Larvae disperse after hatching and, while young, each one lives in a silken web placed beside the midrib on the underside of a leaf. The new generation larvae may cause further damage to the apple fruit before they hibernate. Larvae taken into apple stores can even continue to feed on the fruit. Some of the larvae of the new generation hibernates after moulting once or twice; others develop to maturity and give rise to a second generation of moths in September and early October. The moths hibernate as young larvae in cocoons fixed to twigs or buds. These emerge in spring over a fairly long period from late March to early May.
Pupation occurs in late May to early June inside leaves that have been spun together by the larvae. The adult moths appear mid-June and are found until mid-August. The greatest numbers appear in late June or July, dependent on weather (Andrew et al., 1997).
Nature of Damage
In Europe, A. podana is considered one of the most abundant and damaging tortricid species occurring on fruit crops (Alford, 1999). The leaf rolling larvae damage the fruit of apple, pear, plum, blueberries, cane-berries and other plants, and feed on the leaves of many forest and ornamental trees, including maple, oak, elm, walnut, birch, hawthorn, and others (Lagasa et al., 2001).
Russell IPM manufactures and supplies pheromone lure – the Qlure, traps and complete monitoring systems for Leek moth, Acrolepiopsis assectella, also known as onion moth.
Pheromone trap data gives early warning of the infestation and will also alert the user to a low level of population before it becomes serious.

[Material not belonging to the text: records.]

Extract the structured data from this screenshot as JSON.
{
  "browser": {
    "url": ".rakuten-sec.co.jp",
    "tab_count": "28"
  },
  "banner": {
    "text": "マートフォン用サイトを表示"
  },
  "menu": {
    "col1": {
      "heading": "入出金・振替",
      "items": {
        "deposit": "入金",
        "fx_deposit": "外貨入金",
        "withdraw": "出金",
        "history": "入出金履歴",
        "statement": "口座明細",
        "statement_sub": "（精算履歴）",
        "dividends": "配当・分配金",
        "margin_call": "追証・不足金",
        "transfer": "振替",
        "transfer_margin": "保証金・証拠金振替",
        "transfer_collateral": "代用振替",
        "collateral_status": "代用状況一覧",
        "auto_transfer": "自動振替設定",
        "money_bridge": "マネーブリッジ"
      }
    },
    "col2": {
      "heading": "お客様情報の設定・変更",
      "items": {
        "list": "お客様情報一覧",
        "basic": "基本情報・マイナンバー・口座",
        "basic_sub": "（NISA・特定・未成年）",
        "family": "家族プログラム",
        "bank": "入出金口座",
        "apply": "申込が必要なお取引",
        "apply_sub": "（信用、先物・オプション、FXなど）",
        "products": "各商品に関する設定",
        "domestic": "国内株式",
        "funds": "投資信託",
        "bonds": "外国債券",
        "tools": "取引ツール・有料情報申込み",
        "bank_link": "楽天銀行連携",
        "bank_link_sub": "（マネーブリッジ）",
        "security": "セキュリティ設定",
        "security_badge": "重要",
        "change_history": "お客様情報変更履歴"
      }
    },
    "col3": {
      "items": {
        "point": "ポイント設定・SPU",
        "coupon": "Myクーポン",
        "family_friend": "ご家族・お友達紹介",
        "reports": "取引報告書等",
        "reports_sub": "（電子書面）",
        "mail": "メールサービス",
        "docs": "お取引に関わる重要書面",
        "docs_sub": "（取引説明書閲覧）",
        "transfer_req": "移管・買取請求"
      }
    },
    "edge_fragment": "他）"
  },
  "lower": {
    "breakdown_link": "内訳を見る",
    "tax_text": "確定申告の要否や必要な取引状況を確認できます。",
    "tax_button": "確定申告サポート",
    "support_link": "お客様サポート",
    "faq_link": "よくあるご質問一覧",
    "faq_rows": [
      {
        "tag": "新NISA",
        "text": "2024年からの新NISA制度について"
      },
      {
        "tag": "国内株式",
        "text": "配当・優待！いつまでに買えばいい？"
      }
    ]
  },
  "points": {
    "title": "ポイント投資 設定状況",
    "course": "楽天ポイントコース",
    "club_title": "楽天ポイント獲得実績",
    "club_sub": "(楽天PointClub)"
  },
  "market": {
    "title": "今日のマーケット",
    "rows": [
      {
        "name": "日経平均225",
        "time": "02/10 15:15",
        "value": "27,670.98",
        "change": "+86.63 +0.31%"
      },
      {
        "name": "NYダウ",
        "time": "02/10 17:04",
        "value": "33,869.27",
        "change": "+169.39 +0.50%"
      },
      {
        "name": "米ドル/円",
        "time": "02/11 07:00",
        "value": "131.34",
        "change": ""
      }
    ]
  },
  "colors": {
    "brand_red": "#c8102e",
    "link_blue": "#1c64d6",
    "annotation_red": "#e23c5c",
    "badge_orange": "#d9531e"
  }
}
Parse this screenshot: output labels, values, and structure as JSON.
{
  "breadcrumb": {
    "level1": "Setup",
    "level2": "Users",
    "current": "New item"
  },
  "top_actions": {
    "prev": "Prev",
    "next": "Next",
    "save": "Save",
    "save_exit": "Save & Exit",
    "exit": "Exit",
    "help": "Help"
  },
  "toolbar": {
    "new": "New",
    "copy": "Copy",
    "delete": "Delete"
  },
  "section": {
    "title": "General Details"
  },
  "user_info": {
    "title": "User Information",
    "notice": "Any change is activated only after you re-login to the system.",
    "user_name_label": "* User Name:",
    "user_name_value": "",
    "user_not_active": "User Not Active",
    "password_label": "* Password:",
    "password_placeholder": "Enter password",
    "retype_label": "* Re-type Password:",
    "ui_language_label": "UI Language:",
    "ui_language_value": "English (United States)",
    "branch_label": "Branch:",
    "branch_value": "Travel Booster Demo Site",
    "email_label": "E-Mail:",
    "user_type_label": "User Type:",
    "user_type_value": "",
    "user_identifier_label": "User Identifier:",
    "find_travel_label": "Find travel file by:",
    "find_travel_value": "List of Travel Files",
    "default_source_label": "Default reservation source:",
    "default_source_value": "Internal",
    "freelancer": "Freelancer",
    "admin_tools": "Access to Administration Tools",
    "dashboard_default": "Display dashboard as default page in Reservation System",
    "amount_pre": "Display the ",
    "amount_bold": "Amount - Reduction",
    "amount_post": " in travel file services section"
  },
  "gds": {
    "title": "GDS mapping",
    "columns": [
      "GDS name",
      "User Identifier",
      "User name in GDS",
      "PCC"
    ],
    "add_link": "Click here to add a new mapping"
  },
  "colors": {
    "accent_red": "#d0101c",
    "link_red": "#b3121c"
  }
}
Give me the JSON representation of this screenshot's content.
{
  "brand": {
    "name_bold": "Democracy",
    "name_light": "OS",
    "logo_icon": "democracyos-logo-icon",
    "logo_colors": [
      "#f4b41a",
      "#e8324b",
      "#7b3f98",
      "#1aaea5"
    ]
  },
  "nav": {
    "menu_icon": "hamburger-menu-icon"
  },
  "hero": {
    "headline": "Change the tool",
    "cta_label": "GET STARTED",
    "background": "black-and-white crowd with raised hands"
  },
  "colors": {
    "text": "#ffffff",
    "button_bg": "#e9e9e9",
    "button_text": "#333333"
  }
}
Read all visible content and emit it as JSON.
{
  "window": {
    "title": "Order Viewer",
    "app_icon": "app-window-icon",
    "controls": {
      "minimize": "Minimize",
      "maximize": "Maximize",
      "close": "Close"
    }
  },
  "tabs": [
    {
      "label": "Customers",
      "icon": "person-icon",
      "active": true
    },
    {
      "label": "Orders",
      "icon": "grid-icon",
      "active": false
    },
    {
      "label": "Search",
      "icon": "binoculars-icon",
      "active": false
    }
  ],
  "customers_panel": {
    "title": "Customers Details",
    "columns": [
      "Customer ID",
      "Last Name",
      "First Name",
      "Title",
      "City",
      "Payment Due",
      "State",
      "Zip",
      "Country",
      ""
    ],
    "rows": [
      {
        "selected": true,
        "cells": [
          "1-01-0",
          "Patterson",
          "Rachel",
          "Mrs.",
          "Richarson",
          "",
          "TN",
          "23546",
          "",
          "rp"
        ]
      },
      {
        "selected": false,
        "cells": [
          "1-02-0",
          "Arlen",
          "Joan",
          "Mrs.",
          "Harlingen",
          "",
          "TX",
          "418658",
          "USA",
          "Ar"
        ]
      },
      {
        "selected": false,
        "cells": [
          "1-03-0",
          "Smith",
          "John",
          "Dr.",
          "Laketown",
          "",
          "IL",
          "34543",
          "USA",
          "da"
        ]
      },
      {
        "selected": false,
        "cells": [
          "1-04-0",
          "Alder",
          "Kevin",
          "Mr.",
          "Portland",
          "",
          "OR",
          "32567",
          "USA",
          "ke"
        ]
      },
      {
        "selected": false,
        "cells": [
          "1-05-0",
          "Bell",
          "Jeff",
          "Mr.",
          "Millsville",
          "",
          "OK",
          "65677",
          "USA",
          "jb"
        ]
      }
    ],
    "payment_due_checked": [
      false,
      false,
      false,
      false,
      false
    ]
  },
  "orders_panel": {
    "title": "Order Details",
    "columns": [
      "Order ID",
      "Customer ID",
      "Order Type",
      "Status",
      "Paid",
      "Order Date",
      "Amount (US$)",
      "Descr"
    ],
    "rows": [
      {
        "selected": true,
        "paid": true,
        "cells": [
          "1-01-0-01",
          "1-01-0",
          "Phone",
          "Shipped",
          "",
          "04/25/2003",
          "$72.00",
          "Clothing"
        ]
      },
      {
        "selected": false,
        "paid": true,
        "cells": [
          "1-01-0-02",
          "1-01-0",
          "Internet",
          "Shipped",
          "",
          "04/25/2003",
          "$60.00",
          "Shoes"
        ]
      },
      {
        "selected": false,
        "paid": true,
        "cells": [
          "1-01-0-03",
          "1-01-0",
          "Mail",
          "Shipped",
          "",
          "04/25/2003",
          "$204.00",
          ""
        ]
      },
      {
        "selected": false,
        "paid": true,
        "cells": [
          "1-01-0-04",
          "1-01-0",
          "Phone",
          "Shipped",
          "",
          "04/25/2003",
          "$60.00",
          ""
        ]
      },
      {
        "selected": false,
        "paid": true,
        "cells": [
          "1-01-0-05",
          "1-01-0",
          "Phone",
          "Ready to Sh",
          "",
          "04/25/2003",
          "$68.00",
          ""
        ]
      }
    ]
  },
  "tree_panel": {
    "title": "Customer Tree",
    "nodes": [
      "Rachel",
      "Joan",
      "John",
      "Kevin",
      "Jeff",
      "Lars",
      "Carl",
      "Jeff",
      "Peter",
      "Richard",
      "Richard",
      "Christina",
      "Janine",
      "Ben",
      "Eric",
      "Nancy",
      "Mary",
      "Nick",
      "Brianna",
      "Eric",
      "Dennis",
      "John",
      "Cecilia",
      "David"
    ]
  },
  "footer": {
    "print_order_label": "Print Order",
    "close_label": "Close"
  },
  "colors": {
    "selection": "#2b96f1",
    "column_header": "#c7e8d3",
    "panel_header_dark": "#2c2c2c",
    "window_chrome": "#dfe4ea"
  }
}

The lure can be best applied with the Mothcatcher trap or Delta trap.